(To do): Pick every line out of the entries below that holds the string "logic", and report them.

(Records for this task):
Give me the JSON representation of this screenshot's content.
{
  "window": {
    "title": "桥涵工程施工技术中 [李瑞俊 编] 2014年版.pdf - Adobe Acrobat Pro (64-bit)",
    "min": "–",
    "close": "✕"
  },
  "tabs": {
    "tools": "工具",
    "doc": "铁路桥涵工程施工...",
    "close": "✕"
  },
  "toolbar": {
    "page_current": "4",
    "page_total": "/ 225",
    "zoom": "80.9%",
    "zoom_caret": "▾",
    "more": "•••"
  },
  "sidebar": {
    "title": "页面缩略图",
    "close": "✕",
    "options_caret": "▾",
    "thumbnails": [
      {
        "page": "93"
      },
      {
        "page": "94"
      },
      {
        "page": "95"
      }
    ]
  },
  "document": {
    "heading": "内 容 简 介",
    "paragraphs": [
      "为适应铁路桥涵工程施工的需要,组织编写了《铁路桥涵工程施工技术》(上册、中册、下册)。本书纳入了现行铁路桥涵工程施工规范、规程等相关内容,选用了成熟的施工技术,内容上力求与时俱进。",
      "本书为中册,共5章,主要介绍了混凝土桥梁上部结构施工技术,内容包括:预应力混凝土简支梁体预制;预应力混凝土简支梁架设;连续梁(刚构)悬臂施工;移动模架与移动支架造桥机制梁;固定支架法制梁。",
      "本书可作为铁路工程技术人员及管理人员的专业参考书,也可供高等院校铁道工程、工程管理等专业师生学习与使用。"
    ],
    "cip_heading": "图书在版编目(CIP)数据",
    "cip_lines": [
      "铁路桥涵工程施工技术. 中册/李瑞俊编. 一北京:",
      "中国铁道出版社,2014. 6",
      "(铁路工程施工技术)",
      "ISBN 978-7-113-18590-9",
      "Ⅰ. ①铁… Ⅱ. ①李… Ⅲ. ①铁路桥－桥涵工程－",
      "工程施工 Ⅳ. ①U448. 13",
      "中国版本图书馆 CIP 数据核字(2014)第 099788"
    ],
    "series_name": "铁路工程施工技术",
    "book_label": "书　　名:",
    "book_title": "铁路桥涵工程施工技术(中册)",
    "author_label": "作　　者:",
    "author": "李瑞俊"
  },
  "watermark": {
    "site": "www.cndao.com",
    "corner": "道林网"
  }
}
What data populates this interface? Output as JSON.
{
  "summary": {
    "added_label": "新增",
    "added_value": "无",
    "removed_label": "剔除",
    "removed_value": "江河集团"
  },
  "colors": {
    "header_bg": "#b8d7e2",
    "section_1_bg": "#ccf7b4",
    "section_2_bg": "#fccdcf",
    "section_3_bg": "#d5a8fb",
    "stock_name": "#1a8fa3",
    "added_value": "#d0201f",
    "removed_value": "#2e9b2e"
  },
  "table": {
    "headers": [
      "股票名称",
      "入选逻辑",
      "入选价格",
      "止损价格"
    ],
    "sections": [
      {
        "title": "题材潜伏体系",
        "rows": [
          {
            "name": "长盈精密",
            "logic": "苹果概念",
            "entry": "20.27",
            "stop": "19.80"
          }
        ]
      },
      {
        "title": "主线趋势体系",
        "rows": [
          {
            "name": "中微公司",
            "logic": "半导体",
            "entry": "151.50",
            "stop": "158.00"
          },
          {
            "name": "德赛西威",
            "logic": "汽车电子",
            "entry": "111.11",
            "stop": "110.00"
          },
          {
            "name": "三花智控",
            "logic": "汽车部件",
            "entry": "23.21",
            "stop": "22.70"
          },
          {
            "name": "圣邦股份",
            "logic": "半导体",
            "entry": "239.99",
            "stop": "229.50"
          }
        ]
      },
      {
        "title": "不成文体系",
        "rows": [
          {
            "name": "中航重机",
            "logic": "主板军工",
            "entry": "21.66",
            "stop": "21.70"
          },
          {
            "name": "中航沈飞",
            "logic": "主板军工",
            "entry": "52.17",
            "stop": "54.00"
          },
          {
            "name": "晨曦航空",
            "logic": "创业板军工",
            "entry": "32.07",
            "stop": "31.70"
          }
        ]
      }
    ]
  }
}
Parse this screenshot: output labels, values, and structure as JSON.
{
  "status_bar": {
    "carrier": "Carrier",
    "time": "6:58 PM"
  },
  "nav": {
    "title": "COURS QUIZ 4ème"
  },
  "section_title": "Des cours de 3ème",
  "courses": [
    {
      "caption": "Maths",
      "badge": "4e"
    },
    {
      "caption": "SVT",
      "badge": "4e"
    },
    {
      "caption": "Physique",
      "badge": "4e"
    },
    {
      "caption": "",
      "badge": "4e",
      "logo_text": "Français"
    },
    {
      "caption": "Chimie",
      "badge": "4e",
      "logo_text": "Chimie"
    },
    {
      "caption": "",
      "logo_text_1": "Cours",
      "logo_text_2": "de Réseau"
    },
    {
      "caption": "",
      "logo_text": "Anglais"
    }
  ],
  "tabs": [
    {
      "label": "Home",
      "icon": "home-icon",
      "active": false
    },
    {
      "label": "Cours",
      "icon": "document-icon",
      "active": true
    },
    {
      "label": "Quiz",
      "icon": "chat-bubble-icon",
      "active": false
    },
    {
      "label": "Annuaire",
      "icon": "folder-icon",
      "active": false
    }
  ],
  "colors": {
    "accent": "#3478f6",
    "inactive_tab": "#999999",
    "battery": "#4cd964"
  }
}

(Your response):
            "logic": "苹果概念",
            "logic": "半导体",
            "logic": "汽车电子",
            "logic": "汽车部件",
            "logic": "半导体",
            "logic": "主板军工",
            "logic": "主板军工",
            "logic": "创业板军工",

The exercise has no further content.